In the county the population was spread out with 24.50% under the age of 18, 10.30% from 18 to 24, 26.20% from 25 to 44, 23.30% from 45 to 64, and 15.70% who were 65 years of age or older. The median age was 38 years. For every 100 females there were 94.20 males. For every 100 females age 18 and over, there were 90.90 males.
The median income for a household in the county was $40,413, and the median income for a family was $47,067. Males had a median income of $34,615 versus $21,939 for females. The per capita income for the county was $18,192. About 5.10% of families and 6.90% of the population were below the poverty line, including 8.40% of those under age 18 and 6.50% of those age 65 or over.
See also 
- "Wabash County QuickFacts". United States Census Bureau. Retrieved 2011-09-25.
- "Find a County". National Association of Counties. Retrieved 2011-06-07.
- "Census 2010 U.S. Gazetteer Files: Counties". United States Census. Retrieved 2011-10-10.
- "Monthly Averages for Wabash, Indiana". The Weather Channel. Retrieved 2011-01-27.
- Indiana Code. "Title 36, Article 2, Section 3". IN.gov. Retrieved 2008-09-16.
- Indiana Code. "Title 2, Article 10, Section 2" (PDF). IN.gov. Retrieved 2008-09-16.
- Forstall, Richard L. (editor) (1996). Population of states and counties of the United States: 1790 to 1990 : from the twenty-one decennial censuses. United States Department of Commerce, Bureau of the Census, Population Division. pp. 50–53. ISBN 0-934213-48-8.
- "American FactFinder". United States Census Bureau.
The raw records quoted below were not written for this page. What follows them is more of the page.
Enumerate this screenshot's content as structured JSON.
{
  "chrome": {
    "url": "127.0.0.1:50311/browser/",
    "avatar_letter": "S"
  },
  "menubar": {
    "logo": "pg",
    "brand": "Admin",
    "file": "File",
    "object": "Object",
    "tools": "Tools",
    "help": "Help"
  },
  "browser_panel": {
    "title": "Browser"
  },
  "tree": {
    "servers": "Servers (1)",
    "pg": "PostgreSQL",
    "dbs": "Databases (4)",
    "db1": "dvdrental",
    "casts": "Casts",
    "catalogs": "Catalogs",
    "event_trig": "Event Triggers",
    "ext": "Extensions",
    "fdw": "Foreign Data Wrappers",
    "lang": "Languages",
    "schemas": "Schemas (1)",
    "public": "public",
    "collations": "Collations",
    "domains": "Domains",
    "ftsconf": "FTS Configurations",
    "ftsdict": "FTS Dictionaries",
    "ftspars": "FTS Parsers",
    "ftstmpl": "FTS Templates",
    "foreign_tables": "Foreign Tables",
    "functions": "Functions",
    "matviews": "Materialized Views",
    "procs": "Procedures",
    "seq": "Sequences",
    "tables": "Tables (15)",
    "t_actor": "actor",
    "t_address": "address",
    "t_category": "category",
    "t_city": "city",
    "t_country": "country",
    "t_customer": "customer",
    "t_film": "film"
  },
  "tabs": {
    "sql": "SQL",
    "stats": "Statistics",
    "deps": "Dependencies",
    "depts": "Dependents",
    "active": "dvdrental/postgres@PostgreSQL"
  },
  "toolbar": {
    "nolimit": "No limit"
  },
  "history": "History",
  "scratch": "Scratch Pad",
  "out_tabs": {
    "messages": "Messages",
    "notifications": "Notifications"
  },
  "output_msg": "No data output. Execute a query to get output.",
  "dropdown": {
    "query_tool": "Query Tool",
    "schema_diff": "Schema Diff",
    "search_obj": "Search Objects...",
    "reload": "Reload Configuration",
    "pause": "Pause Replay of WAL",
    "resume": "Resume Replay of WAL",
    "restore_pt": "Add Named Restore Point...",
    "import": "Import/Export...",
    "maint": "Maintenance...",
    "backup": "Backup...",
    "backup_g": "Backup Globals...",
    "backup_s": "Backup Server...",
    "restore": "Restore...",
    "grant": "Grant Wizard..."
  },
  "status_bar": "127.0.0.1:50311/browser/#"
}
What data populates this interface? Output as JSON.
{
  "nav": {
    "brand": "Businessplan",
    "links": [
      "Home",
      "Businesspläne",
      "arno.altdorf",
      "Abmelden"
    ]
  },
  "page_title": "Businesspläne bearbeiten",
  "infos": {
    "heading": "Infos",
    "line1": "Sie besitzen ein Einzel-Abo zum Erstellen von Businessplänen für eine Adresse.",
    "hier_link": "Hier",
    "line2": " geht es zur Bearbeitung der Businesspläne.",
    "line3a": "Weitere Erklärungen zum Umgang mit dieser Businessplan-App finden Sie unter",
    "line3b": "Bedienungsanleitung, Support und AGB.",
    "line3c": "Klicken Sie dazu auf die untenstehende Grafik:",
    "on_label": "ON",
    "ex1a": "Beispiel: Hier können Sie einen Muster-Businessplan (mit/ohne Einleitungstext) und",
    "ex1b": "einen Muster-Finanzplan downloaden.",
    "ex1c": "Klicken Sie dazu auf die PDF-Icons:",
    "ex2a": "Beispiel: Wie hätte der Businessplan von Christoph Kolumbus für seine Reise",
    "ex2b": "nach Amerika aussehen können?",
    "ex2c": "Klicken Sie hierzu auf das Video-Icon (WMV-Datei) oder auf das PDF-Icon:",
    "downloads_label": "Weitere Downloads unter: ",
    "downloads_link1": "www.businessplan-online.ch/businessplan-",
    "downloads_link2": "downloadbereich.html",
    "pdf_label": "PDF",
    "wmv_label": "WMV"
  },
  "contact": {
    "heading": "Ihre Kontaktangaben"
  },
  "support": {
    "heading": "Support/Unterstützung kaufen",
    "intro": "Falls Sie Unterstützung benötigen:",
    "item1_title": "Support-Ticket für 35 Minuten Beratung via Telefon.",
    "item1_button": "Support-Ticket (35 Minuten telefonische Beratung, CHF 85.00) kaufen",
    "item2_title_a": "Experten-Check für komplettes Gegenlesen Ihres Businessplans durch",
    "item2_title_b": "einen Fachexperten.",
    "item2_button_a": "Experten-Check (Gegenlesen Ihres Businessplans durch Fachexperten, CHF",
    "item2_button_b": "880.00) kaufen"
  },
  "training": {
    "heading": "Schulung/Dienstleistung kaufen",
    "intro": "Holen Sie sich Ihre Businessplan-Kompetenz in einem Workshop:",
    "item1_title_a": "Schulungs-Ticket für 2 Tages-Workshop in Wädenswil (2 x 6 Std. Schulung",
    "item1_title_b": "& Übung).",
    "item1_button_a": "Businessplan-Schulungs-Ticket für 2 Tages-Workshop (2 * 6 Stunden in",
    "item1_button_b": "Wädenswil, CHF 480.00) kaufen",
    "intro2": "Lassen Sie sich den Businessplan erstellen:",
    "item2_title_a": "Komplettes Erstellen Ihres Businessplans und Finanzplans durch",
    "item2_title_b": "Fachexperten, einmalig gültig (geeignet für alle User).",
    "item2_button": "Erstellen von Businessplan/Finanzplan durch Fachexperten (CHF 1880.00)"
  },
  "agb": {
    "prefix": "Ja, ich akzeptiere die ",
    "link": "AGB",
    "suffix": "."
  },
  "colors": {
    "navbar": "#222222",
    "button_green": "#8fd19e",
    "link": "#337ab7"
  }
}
Retrieved 2008-01-31.
||Fulton County||Kosciusko County||Whitley County|
|Miami County||Huntington County|